Go through the data below. List every line that holds the word "gencat".
───── Data provided ─────
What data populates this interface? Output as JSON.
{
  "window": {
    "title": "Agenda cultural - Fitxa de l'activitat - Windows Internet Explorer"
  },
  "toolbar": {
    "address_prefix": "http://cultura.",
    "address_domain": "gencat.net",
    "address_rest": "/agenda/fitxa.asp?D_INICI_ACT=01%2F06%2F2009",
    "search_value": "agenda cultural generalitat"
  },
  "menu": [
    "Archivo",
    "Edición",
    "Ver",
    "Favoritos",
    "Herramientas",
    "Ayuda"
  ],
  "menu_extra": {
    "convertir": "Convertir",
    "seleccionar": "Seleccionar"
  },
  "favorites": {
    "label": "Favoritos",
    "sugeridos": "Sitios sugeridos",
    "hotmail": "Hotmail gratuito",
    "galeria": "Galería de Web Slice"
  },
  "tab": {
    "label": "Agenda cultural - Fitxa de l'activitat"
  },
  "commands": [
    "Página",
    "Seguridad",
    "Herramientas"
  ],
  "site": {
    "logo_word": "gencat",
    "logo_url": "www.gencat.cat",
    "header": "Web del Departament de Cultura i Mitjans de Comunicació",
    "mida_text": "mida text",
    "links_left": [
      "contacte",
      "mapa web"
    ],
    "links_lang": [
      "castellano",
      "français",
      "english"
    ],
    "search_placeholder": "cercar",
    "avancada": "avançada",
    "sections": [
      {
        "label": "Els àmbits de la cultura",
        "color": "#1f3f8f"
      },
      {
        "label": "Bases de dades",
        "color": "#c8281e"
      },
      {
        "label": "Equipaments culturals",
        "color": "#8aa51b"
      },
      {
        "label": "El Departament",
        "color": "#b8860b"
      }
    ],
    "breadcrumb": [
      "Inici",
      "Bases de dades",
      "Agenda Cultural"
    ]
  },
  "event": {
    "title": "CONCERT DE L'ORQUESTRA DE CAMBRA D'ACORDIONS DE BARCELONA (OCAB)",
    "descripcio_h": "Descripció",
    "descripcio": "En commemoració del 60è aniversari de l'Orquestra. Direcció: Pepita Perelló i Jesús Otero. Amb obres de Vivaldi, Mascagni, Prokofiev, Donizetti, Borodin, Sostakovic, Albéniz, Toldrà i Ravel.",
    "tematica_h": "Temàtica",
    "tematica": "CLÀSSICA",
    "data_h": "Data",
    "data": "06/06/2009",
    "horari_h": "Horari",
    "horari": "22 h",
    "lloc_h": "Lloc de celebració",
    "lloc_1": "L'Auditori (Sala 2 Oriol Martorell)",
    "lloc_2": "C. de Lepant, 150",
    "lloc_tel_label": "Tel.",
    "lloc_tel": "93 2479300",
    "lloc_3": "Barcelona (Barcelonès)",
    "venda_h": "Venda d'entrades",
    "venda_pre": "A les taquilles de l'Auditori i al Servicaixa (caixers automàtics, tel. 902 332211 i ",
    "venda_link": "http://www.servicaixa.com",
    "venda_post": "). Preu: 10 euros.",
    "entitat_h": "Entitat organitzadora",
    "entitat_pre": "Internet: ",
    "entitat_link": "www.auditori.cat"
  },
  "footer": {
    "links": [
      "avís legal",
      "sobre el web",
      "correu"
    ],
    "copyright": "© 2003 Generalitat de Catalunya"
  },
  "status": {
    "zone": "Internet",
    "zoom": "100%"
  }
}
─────
Answer to the problem –
    "address_domain": "gencat.net",
    "logo_word": "gencat",
    "logo_url": "www.gencat.cat",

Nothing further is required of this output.